[Interface dataset entries]
——

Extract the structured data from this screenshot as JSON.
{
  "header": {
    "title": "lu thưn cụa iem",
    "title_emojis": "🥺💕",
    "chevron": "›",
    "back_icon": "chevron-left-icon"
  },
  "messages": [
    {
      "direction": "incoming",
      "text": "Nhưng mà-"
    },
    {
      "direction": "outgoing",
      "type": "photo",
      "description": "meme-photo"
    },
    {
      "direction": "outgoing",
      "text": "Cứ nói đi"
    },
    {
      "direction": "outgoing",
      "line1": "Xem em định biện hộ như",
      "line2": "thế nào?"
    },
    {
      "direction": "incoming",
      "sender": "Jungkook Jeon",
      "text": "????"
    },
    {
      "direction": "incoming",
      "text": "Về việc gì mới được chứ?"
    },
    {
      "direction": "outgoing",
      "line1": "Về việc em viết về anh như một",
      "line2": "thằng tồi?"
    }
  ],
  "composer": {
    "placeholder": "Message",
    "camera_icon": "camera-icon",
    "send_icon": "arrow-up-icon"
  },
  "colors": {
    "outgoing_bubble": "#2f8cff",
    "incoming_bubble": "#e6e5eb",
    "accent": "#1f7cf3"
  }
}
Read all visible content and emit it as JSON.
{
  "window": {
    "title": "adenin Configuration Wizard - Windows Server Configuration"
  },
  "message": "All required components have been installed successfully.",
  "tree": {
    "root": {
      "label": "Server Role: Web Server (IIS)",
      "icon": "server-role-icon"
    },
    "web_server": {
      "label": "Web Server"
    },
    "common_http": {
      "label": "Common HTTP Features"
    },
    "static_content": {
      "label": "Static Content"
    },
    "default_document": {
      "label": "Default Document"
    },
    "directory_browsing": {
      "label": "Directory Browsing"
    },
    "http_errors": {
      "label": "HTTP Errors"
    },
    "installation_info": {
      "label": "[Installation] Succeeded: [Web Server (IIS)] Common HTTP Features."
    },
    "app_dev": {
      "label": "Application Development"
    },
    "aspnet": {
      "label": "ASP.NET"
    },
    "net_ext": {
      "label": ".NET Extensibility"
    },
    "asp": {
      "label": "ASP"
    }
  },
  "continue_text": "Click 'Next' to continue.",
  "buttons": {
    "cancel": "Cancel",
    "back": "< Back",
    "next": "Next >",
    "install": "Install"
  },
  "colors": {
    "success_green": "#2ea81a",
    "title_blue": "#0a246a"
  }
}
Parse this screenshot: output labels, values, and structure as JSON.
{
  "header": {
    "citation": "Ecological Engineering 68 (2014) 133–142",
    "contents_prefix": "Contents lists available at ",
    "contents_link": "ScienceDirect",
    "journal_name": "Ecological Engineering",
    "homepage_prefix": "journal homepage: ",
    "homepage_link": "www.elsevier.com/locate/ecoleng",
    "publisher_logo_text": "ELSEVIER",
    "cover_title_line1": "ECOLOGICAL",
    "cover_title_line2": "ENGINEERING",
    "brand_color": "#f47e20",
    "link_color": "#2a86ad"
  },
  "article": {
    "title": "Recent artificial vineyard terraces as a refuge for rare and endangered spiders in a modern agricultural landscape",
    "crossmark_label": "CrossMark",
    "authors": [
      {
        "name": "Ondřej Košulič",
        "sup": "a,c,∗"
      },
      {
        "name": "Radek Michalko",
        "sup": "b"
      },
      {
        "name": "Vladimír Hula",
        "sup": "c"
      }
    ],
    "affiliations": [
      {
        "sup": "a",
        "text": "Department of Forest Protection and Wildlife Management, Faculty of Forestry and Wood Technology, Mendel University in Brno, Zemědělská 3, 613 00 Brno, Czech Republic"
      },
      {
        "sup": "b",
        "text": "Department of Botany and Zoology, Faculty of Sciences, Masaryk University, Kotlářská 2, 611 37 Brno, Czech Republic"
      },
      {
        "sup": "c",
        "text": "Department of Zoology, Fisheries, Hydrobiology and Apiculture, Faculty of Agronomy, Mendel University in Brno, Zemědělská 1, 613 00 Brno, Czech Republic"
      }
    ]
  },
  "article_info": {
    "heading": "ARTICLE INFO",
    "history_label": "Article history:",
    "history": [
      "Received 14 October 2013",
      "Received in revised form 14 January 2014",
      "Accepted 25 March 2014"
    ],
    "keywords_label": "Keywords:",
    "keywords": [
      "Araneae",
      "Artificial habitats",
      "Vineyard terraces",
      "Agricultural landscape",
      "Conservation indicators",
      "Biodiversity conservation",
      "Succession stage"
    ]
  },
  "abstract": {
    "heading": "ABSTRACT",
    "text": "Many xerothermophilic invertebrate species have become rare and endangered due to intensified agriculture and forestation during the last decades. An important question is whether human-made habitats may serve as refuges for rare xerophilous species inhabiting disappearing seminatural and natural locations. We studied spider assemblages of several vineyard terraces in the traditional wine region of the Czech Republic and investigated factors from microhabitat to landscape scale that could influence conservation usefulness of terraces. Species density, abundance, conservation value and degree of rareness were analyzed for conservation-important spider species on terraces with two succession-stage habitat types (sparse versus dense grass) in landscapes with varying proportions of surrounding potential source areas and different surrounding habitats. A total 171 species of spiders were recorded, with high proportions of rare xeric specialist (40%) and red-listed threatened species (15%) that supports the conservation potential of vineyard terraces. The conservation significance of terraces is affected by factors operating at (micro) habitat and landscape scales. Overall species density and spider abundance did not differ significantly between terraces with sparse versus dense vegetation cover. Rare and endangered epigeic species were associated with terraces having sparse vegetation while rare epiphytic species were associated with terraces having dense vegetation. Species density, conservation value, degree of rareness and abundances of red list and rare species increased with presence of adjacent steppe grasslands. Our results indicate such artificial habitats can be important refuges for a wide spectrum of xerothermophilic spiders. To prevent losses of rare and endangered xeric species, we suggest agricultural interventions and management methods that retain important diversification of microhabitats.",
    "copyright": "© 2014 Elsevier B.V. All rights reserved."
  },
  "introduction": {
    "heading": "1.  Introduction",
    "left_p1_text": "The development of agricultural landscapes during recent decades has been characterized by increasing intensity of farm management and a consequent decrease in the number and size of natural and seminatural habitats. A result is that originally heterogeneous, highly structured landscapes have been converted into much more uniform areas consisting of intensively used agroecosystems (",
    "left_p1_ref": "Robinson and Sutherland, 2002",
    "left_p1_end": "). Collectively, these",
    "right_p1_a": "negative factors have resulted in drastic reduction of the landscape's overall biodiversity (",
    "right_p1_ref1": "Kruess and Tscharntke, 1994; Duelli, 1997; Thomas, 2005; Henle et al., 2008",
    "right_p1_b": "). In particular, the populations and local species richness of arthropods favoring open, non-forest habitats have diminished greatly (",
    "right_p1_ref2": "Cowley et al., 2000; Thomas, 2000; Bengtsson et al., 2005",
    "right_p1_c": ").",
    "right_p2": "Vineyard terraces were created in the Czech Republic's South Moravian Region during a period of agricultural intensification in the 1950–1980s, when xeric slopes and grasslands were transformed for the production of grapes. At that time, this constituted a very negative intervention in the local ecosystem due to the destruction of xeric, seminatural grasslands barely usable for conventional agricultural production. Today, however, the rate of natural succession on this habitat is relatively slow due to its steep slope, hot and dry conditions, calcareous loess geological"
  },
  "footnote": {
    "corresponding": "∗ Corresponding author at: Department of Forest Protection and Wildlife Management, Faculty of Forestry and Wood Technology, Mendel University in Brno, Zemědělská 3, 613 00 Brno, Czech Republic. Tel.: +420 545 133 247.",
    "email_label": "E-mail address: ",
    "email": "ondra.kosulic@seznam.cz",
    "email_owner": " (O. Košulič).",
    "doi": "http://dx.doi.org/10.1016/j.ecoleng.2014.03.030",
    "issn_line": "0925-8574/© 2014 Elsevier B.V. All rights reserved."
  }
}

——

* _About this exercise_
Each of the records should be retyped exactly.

* _Task answer_
Extract the structured data from this screenshot as JSON.
{
  "header": {
    "title": "lu thưn cụa iem",
    "title_emojis": "🥺💕",
    "chevron": "›",
    "back_icon": "chevron-left-icon"
  },
  "messages": [
    {
      "direction": "incoming",
      "text": "Nhưng mà-"
    },
    {
      "direction": "outgoing",
      "type": "photo",
      "description": "meme-photo"
    },
    {
      "direction": "outgoing",
      "text": "Cứ nói đi"
    },
    {
      "direction": "outgoing",
      "line1": "Xem em định biện hộ như",
      "line2": "thế nào?"
    },
    {
      "direction": "incoming",
      "sender": "Jungkook Jeon",
      "text": "????"
    },
    {
      "direction": "incoming",
      "text": "Về việc gì mới được chứ?"
    },
    {
      "direction": "outgoing",
      "line1": "Về việc em viết về anh như một",
      "line2": "thằng tồi?"
    }
  ],
  "composer": {
    "placeholder": "Message",
    "camera_icon": "camera-icon",
    "send_icon": "arrow-up-icon"
  },
  "colors": {
    "outgoing_bubble": "#2f8cff",
    "incoming_bubble": "#e6e5eb",
    "accent": "#1f7cf3"
  }
}
Read all visible content and emit it as JSON.
{
  "window": {
    "title": "adenin Configuration Wizard - Windows Server Configuration"
  },
  "message": "All required components have been installed successfully.",
  "tree": {
    "root": {
      "label": "Server Role: Web Server (IIS)",
      "icon": "server-role-icon"
    },
    "web_server": {
      "label": "Web Server"
    },
    "common_http": {
      "label": "Common HTTP Features"
    },
    "static_content": {
      "label": "Static Content"
    },
    "default_document": {
      "label": "Default Document"
    },
    "directory_browsing": {
      "label": "Directory Browsing"
    },
    "http_errors": {
      "label": "HTTP Errors"
    },
    "installation_info": {
      "label": "[Installation] Succeeded: [Web Server (IIS)] Common HTTP Features."
    },
    "app_dev": {
      "label": "Application Development"
    },
    "aspnet": {
      "label": "ASP.NET"
    },
    "net_ext": {
      "label": ".NET Extensibility"
    },
    "asp": {
      "label": "ASP"
    }
  },
  "continue_text": "Click 'Next' to continue.",
  "buttons": {
    "cancel": "Cancel",
    "back": "< Back",
    "next": "Next >",
    "install": "Install"
  },
  "colors": {
    "success_green": "#2ea81a",
    "title_blue": "#0a246a"
  }
}
Parse this screenshot: output labels, values, and structure as JSON.
{
  "header": {
    "citation": "Ecological Engineering 68 (2014) 133–142",
    "contents_prefix": "Contents lists available at ",
    "contents_link": "ScienceDirect",
    "journal_name": "Ecological Engineering",
    "homepage_prefix": "journal homepage: ",
    "homepage_link": "www.elsevier.com/locate/ecoleng",
    "publisher_logo_text": "ELSEVIER",
    "cover_title_line1": "ECOLOGICAL",
    "cover_title_line2": "ENGINEERING",
    "brand_color": "#f47e20",
    "link_color": "#2a86ad"
  },
  "article": {
    "title": "Recent artificial vineyard terraces as a refuge for rare and endangered spiders in a modern agricultural landscape",
    "crossmark_label": "CrossMark",
    "authors": [
      {
        "name": "Ondřej Košulič",
        "sup": "a,c,∗"
      },
      {
        "name": "Radek Michalko",
        "sup": "b"
      },
      {
        "name": "Vladimír Hula",
        "sup": "c"
      }
    ],
    "affiliations": [
      {
        "sup": "a",
        "text": "Department of Forest Protection and Wildlife Management, Faculty of Forestry and Wood Technology, Mendel University in Brno, Zemědělská 3, 613 00 Brno, Czech Republic"
      },
      {
        "sup": "b",
        "text": "Department of Botany and Zoology, Faculty of Sciences, Masaryk University, Kotlářská 2, 611 37 Brno, Czech Republic"
      },
      {
        "sup": "c",
        "text": "Department of Zoology, Fisheries, Hydrobiology and Apiculture, Faculty of Agronomy, Mendel University in Brno, Zemědělská 1, 613 00 Brno, Czech Republic"
      }
    ]
  },
  "article_info": {
    "heading": "ARTICLE INFO",
    "history_label": "Article history:",
    "history": [
      "Received 14 October 2013",
      "Received in revised form 14 January 2014",
      "Accepted 25 March 2014"
    ],
    "keywords_label": "Keywords:",
    "keywords": [
      "Araneae",
      "Artificial habitats",
      "Vineyard terraces",
      "Agricultural landscape",
      "Conservation indicators",
      "Biodiversity conservation",
      "Succession stage"
    ]
  },
  "abstract": {
    "heading": "ABSTRACT",
    "text": "Many xerothermophilic invertebrate species have become rare and endangered due to intensified agriculture and forestation during the last decades. An important question is whether human-made habitats may serve as refuges for rare xerophilous species inhabiting disappearing seminatural and natural locations. We studied spider assemblages of several vineyard terraces in the traditional wine region of the Czech Republic and investigated factors from microhabitat to landscape scale that could influence conservation usefulness of terraces. Species density, abundance, conservation value and degree of rareness were analyzed for conservation-important spider species on terraces with two succession-stage habitat types (sparse versus dense grass) in landscapes with varying proportions of surrounding potential source areas and different surrounding habitats. A total 171 species of spiders were recorded, with high proportions of rare xeric specialist (40%) and red-listed threatened species (15%) that supports the conservation potential of vineyard terraces. The conservation significance of terraces is affected by factors operating at (micro) habitat and landscape scales. Overall species density and spider abundance did not differ significantly between terraces with sparse versus dense vegetation cover. Rare and endangered epigeic species were associated with terraces having sparse vegetation while rare epiphytic species were associated with terraces having dense vegetation. Species density, conservation value, degree of rareness and abundances of red list and rare species increased with presence of adjacent steppe grasslands. Our results indicate such artificial habitats can be important refuges for a wide spectrum of xerothermophilic spiders. To prevent losses of rare and endangered xeric species, we suggest agricultural interventions and management methods that retain important diversification of microhabitats.",
    "copyright": "© 2014 Elsevier B.V. All rights reserved."
  },
  "introduction": {
    "heading": "1.  Introduction",
    "left_p1_text": "The development of agricultural landscapes during recent decades has been characterized by increasing intensity of farm management and a consequent decrease in the number and size of natural and seminatural habitats. A result is that originally heterogeneous, highly structured landscapes have been converted into much more uniform areas consisting of intensively used agroecosystems (",
    "left_p1_ref": "Robinson and Sutherland, 2002",
    "left_p1_end": "). Collectively, these",
    "right_p1_a": "negative factors have resulted in drastic reduction of the landscape's overall biodiversity (",
    "right_p1_ref1": "Kruess and Tscharntke, 1994; Duelli, 1997; Thomas, 2005; Henle et al., 2008",
    "right_p1_b": "). In particular, the populations and local species richness of arthropods favoring open, non-forest habitats have diminished greatly (",
    "right_p1_ref2": "Cowley et al., 2000; Thomas, 2000; Bengtsson et al., 2005",
    "right_p1_c": ").",
    "right_p2": "Vineyard terraces were created in the Czech Republic's South Moravian Region during a period of agricultural intensification in the 1950–1980s, when xeric slopes and grasslands were transformed for the production of grapes. At that time, this constituted a very negative intervention in the local ecosystem due to the destruction of xeric, seminatural grasslands barely usable for conventional agricultural production. Today, however, the rate of natural succession on this habitat is relatively slow due to its steep slope, hot and dry conditions, calcareous loess geological"
  },
  "footnote": {
    "corresponding": "∗ Corresponding author at: Department of Forest Protection and Wildlife Management, Faculty of Forestry and Wood Technology, Mendel University in Brno, Zemědělská 3, 613 00 Brno, Czech Republic. Tel.: +420 545 133 247.",
    "email_label": "E-mail address: ",
    "email": "ondra.kosulic@seznam.cz",
    "email_owner": " (O. Košulič).",
    "doi": "http://dx.doi.org/10.1016/j.ecoleng.2014.03.030",
    "issn_line": "0925-8574/© 2014 Elsevier B.V. All rights reserved."
  }
}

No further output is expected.